Element data from apps and pages
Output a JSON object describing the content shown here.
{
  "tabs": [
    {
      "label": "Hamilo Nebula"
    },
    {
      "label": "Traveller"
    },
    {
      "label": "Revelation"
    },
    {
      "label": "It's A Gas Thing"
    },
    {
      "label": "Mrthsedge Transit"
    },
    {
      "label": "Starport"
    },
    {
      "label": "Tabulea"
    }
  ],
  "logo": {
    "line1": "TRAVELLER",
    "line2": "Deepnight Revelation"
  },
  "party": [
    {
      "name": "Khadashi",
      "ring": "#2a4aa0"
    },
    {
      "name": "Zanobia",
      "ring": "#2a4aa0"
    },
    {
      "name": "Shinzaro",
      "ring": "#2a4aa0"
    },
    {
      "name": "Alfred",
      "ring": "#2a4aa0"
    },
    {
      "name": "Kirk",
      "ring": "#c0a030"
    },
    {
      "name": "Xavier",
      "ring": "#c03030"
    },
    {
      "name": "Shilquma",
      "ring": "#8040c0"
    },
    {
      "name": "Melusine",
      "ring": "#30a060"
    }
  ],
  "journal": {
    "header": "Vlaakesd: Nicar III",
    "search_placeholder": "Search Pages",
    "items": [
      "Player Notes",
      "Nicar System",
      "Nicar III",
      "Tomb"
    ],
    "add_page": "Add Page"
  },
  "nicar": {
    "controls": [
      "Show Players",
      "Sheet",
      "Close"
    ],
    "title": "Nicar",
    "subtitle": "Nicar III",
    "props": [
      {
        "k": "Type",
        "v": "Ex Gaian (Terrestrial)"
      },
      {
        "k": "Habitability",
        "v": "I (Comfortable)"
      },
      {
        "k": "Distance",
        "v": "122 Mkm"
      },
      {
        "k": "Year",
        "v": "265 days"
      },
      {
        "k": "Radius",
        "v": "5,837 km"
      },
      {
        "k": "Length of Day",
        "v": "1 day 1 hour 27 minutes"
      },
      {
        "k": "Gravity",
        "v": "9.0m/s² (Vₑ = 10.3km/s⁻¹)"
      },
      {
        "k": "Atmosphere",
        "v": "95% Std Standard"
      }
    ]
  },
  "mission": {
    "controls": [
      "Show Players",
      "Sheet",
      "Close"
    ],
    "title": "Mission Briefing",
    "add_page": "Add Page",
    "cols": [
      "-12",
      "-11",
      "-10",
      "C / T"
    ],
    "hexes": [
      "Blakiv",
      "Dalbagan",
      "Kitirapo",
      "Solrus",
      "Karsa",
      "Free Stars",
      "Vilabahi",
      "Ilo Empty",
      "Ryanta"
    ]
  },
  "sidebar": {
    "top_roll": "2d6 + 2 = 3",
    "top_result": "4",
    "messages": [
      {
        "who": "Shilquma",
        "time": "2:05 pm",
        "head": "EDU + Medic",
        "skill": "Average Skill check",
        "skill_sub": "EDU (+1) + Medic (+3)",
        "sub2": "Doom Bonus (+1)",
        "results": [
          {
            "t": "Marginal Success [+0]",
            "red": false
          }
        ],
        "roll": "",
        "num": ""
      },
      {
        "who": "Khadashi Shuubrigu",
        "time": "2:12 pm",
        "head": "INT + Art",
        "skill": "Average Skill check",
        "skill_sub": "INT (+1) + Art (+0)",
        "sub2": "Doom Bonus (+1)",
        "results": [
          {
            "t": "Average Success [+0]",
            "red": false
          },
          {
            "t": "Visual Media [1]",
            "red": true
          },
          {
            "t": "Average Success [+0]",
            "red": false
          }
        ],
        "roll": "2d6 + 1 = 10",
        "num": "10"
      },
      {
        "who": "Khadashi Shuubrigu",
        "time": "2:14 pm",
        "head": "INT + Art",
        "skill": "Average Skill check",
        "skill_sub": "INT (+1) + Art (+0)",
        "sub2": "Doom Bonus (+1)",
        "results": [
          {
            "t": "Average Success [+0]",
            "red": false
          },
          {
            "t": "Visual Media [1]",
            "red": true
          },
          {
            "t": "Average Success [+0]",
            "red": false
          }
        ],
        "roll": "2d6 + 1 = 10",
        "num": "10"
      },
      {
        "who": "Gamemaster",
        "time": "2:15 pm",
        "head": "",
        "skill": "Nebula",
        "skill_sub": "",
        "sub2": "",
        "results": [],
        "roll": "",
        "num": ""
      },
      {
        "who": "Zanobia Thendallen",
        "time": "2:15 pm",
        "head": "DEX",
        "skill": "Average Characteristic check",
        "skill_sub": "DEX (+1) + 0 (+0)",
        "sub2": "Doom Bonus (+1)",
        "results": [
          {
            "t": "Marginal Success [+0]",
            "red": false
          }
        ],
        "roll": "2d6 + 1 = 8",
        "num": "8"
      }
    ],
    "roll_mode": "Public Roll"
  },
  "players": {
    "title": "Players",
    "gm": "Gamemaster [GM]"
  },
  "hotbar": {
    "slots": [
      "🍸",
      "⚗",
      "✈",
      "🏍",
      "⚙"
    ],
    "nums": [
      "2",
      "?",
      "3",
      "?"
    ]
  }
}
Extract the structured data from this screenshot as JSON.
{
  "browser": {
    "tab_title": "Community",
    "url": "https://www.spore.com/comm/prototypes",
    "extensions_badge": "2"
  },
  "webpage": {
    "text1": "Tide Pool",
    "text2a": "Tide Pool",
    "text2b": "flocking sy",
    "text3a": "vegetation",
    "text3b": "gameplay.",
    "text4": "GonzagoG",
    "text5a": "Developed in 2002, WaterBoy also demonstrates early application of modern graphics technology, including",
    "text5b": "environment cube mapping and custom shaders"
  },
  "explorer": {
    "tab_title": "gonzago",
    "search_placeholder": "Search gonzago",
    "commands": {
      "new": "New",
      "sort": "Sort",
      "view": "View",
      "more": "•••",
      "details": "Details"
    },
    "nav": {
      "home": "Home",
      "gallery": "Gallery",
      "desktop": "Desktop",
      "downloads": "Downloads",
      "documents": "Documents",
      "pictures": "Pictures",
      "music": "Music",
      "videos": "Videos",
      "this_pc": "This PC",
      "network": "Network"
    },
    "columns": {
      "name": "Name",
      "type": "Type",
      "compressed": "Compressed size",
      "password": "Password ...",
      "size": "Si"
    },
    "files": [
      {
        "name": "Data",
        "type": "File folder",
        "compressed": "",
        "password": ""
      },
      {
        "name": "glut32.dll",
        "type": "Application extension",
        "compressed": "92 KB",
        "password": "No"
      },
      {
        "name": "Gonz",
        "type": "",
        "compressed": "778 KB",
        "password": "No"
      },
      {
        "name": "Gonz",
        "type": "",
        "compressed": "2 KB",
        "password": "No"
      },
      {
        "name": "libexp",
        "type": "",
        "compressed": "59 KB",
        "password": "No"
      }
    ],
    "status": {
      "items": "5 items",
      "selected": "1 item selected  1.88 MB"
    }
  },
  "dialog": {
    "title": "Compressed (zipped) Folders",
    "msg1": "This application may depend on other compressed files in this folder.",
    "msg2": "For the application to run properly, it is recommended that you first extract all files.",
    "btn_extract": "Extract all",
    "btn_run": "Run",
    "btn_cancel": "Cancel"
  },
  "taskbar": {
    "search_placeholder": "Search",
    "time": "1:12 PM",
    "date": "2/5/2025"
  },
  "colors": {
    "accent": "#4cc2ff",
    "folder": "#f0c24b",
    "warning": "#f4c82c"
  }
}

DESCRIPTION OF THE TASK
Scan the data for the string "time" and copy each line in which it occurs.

RESULT
        "time": "2:05 pm",
        "time": "2:12 pm",
        "time": "2:14 pm",
        "time": "2:15 pm",
        "time": "2:15 pm",
    "time": "1:12 PM",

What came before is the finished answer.